January 17, 2017

The Benefits of Study Groups

Wondering whether study groups are for you? Sharon Stearns, student learning advisor with the Student Success Centre, shares the benefits of having a study group and strategies to make them more effective.

As you power through the second half of the semester, you may want to consider forming a study group for one of your classes. While some students prefer to study solo or have had unproductive experiences with study groups, research insists that study groups can benefit their members’ learning immensely. The very mechanisms that make study groups useful for deepening your understanding of course content — interaction and collaboration — provide benefits to the development of soft skills as well. These are the skills regularly touted as desirable by employers and include effective communication, group planning, group decision-making, problem-solving, adaptability, and leadership skills.

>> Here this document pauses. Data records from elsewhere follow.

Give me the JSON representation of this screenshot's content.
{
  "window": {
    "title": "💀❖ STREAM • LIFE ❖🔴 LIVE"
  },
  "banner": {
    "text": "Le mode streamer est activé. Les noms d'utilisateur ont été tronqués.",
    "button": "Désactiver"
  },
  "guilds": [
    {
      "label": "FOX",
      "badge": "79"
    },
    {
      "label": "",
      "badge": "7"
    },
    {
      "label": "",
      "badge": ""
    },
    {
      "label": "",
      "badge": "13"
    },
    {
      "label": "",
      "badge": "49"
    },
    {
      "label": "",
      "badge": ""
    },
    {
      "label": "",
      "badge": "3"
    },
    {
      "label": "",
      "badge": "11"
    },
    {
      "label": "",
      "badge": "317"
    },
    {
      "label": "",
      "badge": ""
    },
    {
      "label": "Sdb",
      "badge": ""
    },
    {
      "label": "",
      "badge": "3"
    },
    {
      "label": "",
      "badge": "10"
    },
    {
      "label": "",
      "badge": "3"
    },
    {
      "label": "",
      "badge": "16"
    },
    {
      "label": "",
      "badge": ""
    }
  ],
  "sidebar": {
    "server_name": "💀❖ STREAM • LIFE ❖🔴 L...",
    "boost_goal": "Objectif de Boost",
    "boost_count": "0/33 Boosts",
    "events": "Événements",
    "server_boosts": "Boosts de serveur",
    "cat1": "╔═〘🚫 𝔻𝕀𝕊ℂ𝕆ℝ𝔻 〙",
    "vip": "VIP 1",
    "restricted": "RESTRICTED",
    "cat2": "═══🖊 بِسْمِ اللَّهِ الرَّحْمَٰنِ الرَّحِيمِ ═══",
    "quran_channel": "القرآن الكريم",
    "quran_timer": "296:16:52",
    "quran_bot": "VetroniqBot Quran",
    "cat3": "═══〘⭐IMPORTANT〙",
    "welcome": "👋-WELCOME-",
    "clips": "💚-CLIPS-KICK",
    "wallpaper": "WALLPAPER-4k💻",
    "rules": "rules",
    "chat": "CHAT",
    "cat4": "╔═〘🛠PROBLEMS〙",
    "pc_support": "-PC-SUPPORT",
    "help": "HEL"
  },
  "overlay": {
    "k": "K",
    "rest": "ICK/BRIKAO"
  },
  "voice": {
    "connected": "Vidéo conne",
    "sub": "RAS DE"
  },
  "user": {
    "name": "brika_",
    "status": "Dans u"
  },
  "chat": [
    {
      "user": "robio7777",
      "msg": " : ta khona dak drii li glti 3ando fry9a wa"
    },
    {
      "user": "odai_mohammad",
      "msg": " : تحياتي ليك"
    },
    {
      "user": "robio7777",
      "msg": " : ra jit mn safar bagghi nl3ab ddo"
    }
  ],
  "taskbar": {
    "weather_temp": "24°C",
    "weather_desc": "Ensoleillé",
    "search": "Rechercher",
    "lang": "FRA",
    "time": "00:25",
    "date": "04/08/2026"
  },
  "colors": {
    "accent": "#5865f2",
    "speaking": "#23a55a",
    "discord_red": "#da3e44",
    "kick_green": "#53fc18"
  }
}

Additional benefits include the following:
  • Perfect your notes. By comparing notes with one another, study group members can fill in or clarify any important concepts they missed. 
  • Divide and conquer. More people can cover more material. A group can assign each member specific material to summarize and share.
  • Widen your perspective. With each member bringing their own knowledge, talents, and insights, your perspective is bound to be enhanced by the contributions of other members. This is especially useful when quizzing one another, as other members will think of questions that would never occur to you!  
  • Increase retention. Teaching and verbalizing concepts to your group members will reinforce your own learning. 
  • Feel connected. School can be stressful and studying alone can promote isolation. Studying with a group can provide motivation and support. 
Common pitfalls of study groups — the difficulty of scheduling mutually convenient meeting times, the built-in temptation to socialize rather than study, or the possibility of members slacking — often turn students off from study groups. But, keeping in mind these common problems and using the recommendations below, you can learn how to work effectively within a study group.

  • Restrict your group to 4-6 members; if it’s too small the benefits of sharing ideas decrease, and if it’s too big organization becomes unwieldy. 
  • Invite students with whom you work well or who complement your strengths, not just students with whom you like to socialize. Include only serious members who commit to participating.
  • Meet weekly, but limit your study sessions to 2 hours with a brief break. Not taking a break might cause your group to become too easily distracted.
  • Maintain a consistent meeting schedule. Following a routine helps students be accountable for their participation. 
  • Each meeting should have an organized agenda with clear objectives and goals. 
  • Member participation is encouraged by giving each student a clear role and/or assignment for each meeting.    
  • Dismiss slackers. A study group is an optional activity, but somebody who doesn’t participate responsibly drags down the whole group.
Just remember — a study group does not replace your need to spend some time studying solo; it enhances the time you spend working on the material alone.